[Items from an interface collection]
■ ■ ■ ■
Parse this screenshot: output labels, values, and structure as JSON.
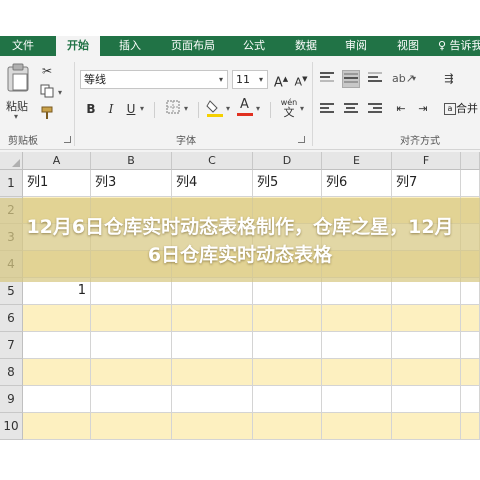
{
  "ribbon_tabs": [
    "文件",
    "开始",
    "插入",
    "页面布局",
    "公式",
    "数据",
    "审阅",
    "视图",
    "♀ 告诉我"
  ],
  "clipboard": {
    "paste_label": "粘贴",
    "group_label": "剪贴板"
  },
  "font": {
    "name": "等线",
    "size": "11",
    "grow_glyph": "A",
    "shrink_glyph": "A",
    "bold": "B",
    "italic": "I",
    "underline": "U",
    "font_color_glyph": "A",
    "phonetic_glyph": "wén",
    "group_label": "字体"
  },
  "alignment": {
    "group_label": "对齐方式",
    "merge_label": "合并"
  },
  "sheet": {
    "columns": [
      "A",
      "B",
      "C",
      "D",
      "E",
      "F"
    ],
    "rows": [
      {
        "num": "1",
        "cells": [
          "列1",
          "列3",
          "列4",
          "列5",
          "列6",
          "列7"
        ]
      },
      {
        "num": "2",
        "cells": [
          "",
          "",
          "",
          "",
          "",
          ""
        ]
      },
      {
        "num": "3",
        "cells": [
          "",
          "",
          "",
          "",
          "",
          ""
        ]
      },
      {
        "num": "4",
        "cells": [
          "",
          "",
          "",
          "",
          "",
          ""
        ]
      },
      {
        "num": "5",
        "cells": [
          "1",
          "",
          "",
          "",
          "",
          ""
        ]
      },
      {
        "num": "6",
        "cells": [
          "",
          "",
          "",
          "",
          "",
          ""
        ]
      },
      {
        "num": "7",
        "cells": [
          "",
          "",
          "",
          "",
          "",
          ""
        ]
      },
      {
        "num": "8",
        "cells": [
          "",
          "",
          "",
          "",
          "",
          ""
        ]
      },
      {
        "num": "9",
        "cells": [
          "",
          "",
          "",
          "",
          "",
          ""
        ]
      },
      {
        "num": "10",
        "cells": [
          "",
          "",
          "",
          "",
          "",
          ""
        ]
      }
    ]
  },
  "banner": {
    "title": "12月6日仓库实时动态表格制作，仓库之星，12月6日仓库实时动态表格"
  },
  "colors": {
    "ribbon_green": "#217346",
    "ribbon_bg": "#f3f3f3",
    "band_yellow": "#fdf0c0",
    "band_white": "#ffffff",
    "banner_overlay": "#d7c882",
    "fill_yellow": "#f5d000",
    "font_red": "#e03020"
  },
  "icons": [
    "scissors-icon",
    "copy-icon",
    "format-painter-icon",
    "paste-icon",
    "border-icon",
    "fill-color-icon",
    "font-color-icon",
    "phonetic-icon",
    "align-top-icon",
    "align-middle-icon",
    "align-bottom-icon",
    "align-left-icon",
    "align-center-icon",
    "align-right-icon",
    "indent-decrease-icon",
    "indent-increase-icon",
    "orientation-icon",
    "wrap-text-icon",
    "merge-center-icon",
    "tell-me-icon"
  ]
}
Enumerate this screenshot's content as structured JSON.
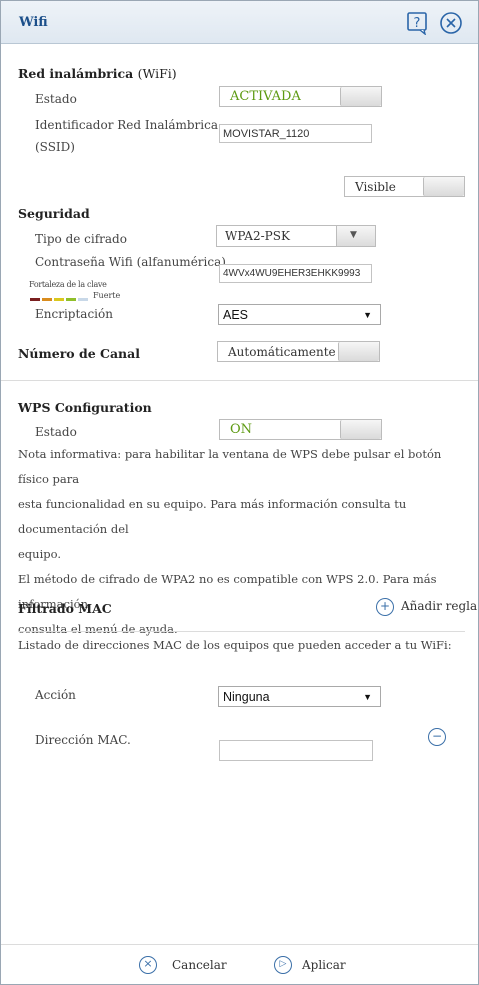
{
  "window": {
    "title": "Wifi"
  },
  "wireless": {
    "section_title": "Red inalámbrica",
    "section_sub": "(WiFi)",
    "estado_label": "Estado",
    "estado_value": "ACTIVADA",
    "ssid_label_1": "Identificador Red Inalámbrica",
    "ssid_label_2": "(SSID)",
    "ssid_value": "MOVISTAR_1120",
    "visibility": "Visible"
  },
  "security": {
    "section_title": "Seguridad",
    "cipher_label": "Tipo de cifrado",
    "cipher_value": "WPA2-PSK",
    "password_label": "Contraseña Wifi (alfanumérica)",
    "password_value": "4WVx4WU9EHER3EHKK9993",
    "strength_label": "Fortaleza de la clave",
    "strength_value": "Fuerte",
    "strength_colors": [
      "#7a1f1f",
      "#d98c1e",
      "#d9c81e",
      "#8fbf2a",
      "#c8d8e8"
    ],
    "encryption_label": "Encriptación",
    "encryption_value": "AES"
  },
  "channel": {
    "label": "Número de Canal",
    "value": "Automáticamente"
  },
  "wps": {
    "section_title": "WPS Configuration",
    "estado_label": "Estado",
    "estado_value": "ON",
    "note_lines": [
      "Nota informativa: para habilitar la ventana de WPS debe pulsar el botón físico para",
      "esta funcionalidad en su equipo. Para más información consulta tu documentación del",
      "equipo.",
      "El método de cifrado de WPA2 no es compatible con WPS 2.0. Para más información",
      "consulta el menú de ayuda."
    ]
  },
  "mac": {
    "section_title": "Filtrado MAC",
    "add_rule": "Añadir regla",
    "description": "Listado de direcciones MAC de los equipos que pueden acceder a tu WiFi:",
    "action_label": "Acción",
    "action_value": "Ninguna",
    "address_label": "Dirección MAC.",
    "address_value": ""
  },
  "footer": {
    "cancel": "Cancelar",
    "apply": "Aplicar"
  },
  "colors": {
    "accent": "#2a65a8",
    "active_text": "#5d9a12"
  }
}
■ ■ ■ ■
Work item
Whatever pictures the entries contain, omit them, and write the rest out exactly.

Reply to the exercise
Parse this screenshot: output labels, values, and structure as JSON.
{
  "ribbon_tabs": [
    "文件",
    "开始",
    "插入",
    "页面布局",
    "公式",
    "数据",
    "审阅",
    "视图",
    "♀ 告诉我"
  ],
  "clipboard": {
    "paste_label": "粘贴",
    "group_label": "剪贴板"
  },
  "font": {
    "name": "等线",
    "size": "11",
    "grow_glyph": "A",
    "shrink_glyph": "A",
    "bold": "B",
    "italic": "I",
    "underline": "U",
    "font_color_glyph": "A",
    "phonetic_glyph": "wén",
    "group_label": "字体"
  },
  "alignment": {
    "group_label": "对齐方式",
    "merge_label": "合并"
  },
  "sheet": {
    "columns": [
      "A",
      "B",
      "C",
      "D",
      "E",
      "F"
    ],
    "rows": [
      {
        "num": "1",
        "cells": [
          "列1",
          "列3",
          "列4",
          "列5",
          "列6",
          "列7"
        ]
      },
      {
        "num": "2",
        "cells": [
          "",
          "",
          "",
          "",
          "",
          ""
        ]
      },
      {
        "num": "3",
        "cells": [
          "",
          "",
          "",
          "",
          "",
          ""
        ]
      },
      {
        "num": "4",
        "cells": [
          "",
          "",
          "",
          "",
          "",
          ""
        ]
      },
      {
        "num": "5",
        "cells": [
          "1",
          "",
          "",
          "",
          "",
          ""
        ]
      },
      {
        "num": "6",
        "cells": [
          "",
          "",
          "",
          "",
          "",
          ""
        ]
      },
      {
        "num": "7",
        "cells": [
          "",
          "",
          "",
          "",
          "",
          ""
        ]
      },
      {
        "num": "8",
        "cells": [
          "",
          "",
          "",
          "",
          "",
          ""
        ]
      },
      {
        "num": "9",
        "cells": [
          "",
          "",
          "",
          "",
          "",
          ""
        ]
      },
      {
        "num": "10",
        "cells": [
          "",
          "",
          "",
          "",
          "",
          ""
        ]
      }
    ]
  },
  "banner": {
    "title": "12月6日仓库实时动态表格制作，仓库之星，12月6日仓库实时动态表格"
  },
  "colors": {
    "ribbon_green": "#217346",
    "ribbon_bg": "#f3f3f3",
    "band_yellow": "#fdf0c0",
    "band_white": "#ffffff",
    "banner_overlay": "#d7c882",
    "fill_yellow": "#f5d000",
    "font_red": "#e03020"
  },
  "icons": [
    "scissors-icon",
    "copy-icon",
    "format-painter-icon",
    "paste-icon",
    "border-icon",
    "fill-color-icon",
    "font-color-icon",
    "phonetic-icon",
    "align-top-icon",
    "align-middle-icon",
    "align-bottom-icon",
    "align-left-icon",
    "align-center-icon",
    "align-right-icon",
    "indent-decrease-icon",
    "indent-increase-icon",
    "orientation-icon",
    "wrap-text-icon",
    "merge-center-icon",
    "tell-me-icon"
  ]
}
Enumerate this screenshot's content as structured JSON.
{
  "window": {
    "title": "Wifi"
  },
  "wireless": {
    "section_title": "Red inalámbrica",
    "section_sub": "(WiFi)",
    "estado_label": "Estado",
    "estado_value": "ACTIVADA",
    "ssid_label_1": "Identificador Red Inalámbrica",
    "ssid_label_2": "(SSID)",
    "ssid_value": "MOVISTAR_1120",
    "visibility": "Visible"
  },
  "security": {
    "section_title": "Seguridad",
    "cipher_label": "Tipo de cifrado",
    "cipher_value": "WPA2-PSK",
    "password_label": "Contraseña Wifi (alfanumérica)",
    "password_value": "4WVx4WU9EHER3EHKK9993",
    "strength_label": "Fortaleza de la clave",
    "strength_value": "Fuerte",
    "strength_colors": [
      "#7a1f1f",
      "#d98c1e",
      "#d9c81e",
      "#8fbf2a",
      "#c8d8e8"
    ],
    "encryption_label": "Encriptación",
    "encryption_value": "AES"
  },
  "channel": {
    "label": "Número de Canal",
    "value": "Automáticamente"
  },
  "wps": {
    "section_title": "WPS Configuration",
    "estado_label": "Estado",
    "estado_value": "ON",
    "note_lines": [
      "Nota informativa: para habilitar la ventana de WPS debe pulsar el botón físico para",
      "esta funcionalidad en su equipo. Para más información consulta tu documentación del",
      "equipo.",
      "El método de cifrado de WPA2 no es compatible con WPS 2.0. Para más información",
      "consulta el menú de ayuda."
    ]
  },
  "mac": {
    "section_title": "Filtrado MAC",
    "add_rule": "Añadir regla",
    "description": "Listado de direcciones MAC de los equipos que pueden acceder a tu WiFi:",
    "action_label": "Acción",
    "action_value": "Ninguna",
    "address_label": "Dirección MAC.",
    "address_value": ""
  },
  "footer": {
    "cancel": "Cancelar",
    "apply": "Aplicar"
  },
  "colors": {
    "accent": "#2a65a8",
    "active_text": "#5d9a12"
  }
}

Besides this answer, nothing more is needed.